The myth of the Paris of the East collapsed on June 25th, 1941, when an 8.0 earthquake struck, followed by a tsunami. Overnight, Ross Island was abandoned, the administration decamping across the harbor. Just eight months after that, the Japanese invaded. They would occupy Port Blair for the duration of World War II. That explained the blood-red bunkers I’d noticed around the island’s perimeter. But what had become of the Indian freedom fighters during occupation? When did the British evacuate? And how did the indigenous Andamanese fare?
I left Ross Island with an armload of rare books and pamphlets that answered these questions. Penned by local authors, they described what it had been like to grow up in the Andamans before the war, the former convicts’ uneasy relations with the forest tribes, and the warm welcome the Indians in Port Blair initially gave the Japanese, believing them to be their “liberators” from the British.
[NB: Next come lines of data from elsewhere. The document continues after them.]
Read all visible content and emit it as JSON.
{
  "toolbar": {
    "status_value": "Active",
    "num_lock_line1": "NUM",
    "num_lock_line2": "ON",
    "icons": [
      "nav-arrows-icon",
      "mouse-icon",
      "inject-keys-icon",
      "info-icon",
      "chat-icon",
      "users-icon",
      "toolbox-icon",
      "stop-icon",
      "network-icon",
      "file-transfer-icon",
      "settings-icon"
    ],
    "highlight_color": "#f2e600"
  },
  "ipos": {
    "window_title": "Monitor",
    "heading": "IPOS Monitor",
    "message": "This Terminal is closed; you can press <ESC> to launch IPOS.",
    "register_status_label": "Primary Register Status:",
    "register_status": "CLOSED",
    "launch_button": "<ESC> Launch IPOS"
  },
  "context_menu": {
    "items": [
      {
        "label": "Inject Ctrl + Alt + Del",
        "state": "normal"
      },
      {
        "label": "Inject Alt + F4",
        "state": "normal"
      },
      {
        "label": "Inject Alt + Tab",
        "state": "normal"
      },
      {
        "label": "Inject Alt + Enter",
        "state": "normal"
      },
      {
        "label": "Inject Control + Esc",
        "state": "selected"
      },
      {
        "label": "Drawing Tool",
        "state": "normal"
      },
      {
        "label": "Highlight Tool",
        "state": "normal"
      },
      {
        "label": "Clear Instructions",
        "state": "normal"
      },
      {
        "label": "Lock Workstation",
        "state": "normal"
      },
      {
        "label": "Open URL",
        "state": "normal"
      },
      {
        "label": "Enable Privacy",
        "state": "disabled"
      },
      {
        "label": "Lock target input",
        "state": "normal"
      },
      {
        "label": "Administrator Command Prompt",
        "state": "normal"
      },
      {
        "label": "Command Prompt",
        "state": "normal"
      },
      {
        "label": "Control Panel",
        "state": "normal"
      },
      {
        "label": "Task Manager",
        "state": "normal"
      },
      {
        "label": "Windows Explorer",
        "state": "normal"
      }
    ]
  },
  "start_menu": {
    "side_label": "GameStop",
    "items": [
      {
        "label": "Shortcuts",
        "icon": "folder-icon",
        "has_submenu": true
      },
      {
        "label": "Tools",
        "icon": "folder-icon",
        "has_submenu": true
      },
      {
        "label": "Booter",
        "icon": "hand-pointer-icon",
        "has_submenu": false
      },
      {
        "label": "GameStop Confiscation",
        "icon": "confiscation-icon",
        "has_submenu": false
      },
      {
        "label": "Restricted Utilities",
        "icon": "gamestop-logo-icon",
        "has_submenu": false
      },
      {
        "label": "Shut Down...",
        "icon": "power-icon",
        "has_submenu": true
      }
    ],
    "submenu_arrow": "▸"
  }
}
The evacuation of Europeans from the port had been late and rushed, and a second expected ship was torpedoed, leaving key officials and Indian troops with no choice but to surrender. In short order, the Japanese arranged public executions of unruly locals. The former assistant commissioner was falsely accused of spying, then summarily beheaded. Later, British Special Operations sent reconnaissance missions back to the islands, tapping the chief of one of the forest tribes to actually spy for the Allies.
This wealth of story material ignited my imagination. Suddenly the girl of my dreams was the daughter of a freedom fighter who’d died in the 1941 earthquake. Her strangely mute charge now emerged as the young son of Port Blair’s Civil Surgeon and his American wife (tip of the hat to Sharon), an aspiring anthropologist intent on studying the forest tribes.
The little boy’s inexplicable silence was the source of secret jealousies and tensions that would pitch them all into unknown territory on March 13th, 1942, the day Port Blair was evacuated. And those massive tree roots I’d seen on Ross Island suggested the perfect place for two errant children to hide.
Aimee Liu’s latest novel, Glorious Boy, is available from Red Hen Press.